With the UK press unable to decide whether to be upbeat or downbeat on the outcome of the Greek elections, the Indie includes a hint of trouble to come;
The near dead-heat in the election does not bode well for decisive government in Greece. Pasok and the coalition with New Democracy implemented tax rises and wage and pension cuts but stalled over reforms such as privatisation or dismantling the system of Tammany Hall-type cronyism and jobs for votes that had previously been at the heart of the political system.
In other words, the corrupt actors who got Greece into this mess in the first place need to reverse their own corruption to meet the austerity targets insisted upon by Germany. It is savage irony that it has been German firms who have largely benefited by grossly overpriced contracts and kickbacks in the past; a former Socialist Party defence minister is accused of pocketing $24m in bribes for a submarine order with German firm Ferrostaal, and Siemans has had to agree a payback of $355m for past corrupt payments. Corruptly inflated contract prices are estimated to have cost Greece over $2.6bn during the 1990s alone.
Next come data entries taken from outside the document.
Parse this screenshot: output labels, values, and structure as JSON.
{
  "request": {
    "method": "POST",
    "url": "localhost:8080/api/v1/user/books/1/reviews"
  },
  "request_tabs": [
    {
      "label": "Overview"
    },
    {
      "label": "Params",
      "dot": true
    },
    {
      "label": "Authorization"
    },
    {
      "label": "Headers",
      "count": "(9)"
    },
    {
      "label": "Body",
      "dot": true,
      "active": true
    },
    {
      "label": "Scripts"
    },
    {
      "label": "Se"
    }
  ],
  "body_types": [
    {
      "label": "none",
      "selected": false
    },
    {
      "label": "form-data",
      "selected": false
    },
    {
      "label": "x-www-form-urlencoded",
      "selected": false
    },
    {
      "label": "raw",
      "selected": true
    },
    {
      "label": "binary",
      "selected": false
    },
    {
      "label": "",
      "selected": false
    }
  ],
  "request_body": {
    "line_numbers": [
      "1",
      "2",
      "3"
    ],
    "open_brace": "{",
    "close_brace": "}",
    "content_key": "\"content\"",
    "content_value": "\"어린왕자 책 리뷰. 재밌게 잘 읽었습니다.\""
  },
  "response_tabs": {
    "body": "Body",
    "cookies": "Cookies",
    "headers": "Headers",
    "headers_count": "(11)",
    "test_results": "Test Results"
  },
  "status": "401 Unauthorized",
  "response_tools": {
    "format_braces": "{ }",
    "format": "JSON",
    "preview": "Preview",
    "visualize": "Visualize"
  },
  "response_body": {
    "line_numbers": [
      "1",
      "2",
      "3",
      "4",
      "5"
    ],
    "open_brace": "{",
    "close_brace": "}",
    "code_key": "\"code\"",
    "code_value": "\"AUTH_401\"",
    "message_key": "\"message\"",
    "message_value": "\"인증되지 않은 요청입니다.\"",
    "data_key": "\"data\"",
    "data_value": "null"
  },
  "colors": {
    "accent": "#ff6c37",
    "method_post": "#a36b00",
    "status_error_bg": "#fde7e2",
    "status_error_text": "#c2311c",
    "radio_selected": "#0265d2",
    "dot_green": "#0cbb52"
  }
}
The catch-22 faced by New Democracy and Pasok is that corruption is widely tolerated in Greece so long as there is a trickle-down, so long as everyone gets a snout in the pork barrel. If everyone shares, they turn a blind eye to corrupt politicians. If those same politicians take the pork barrels away, the electorate's tolerance of corruption disappears, and bent politicians find themselves very exposed and vulnerable.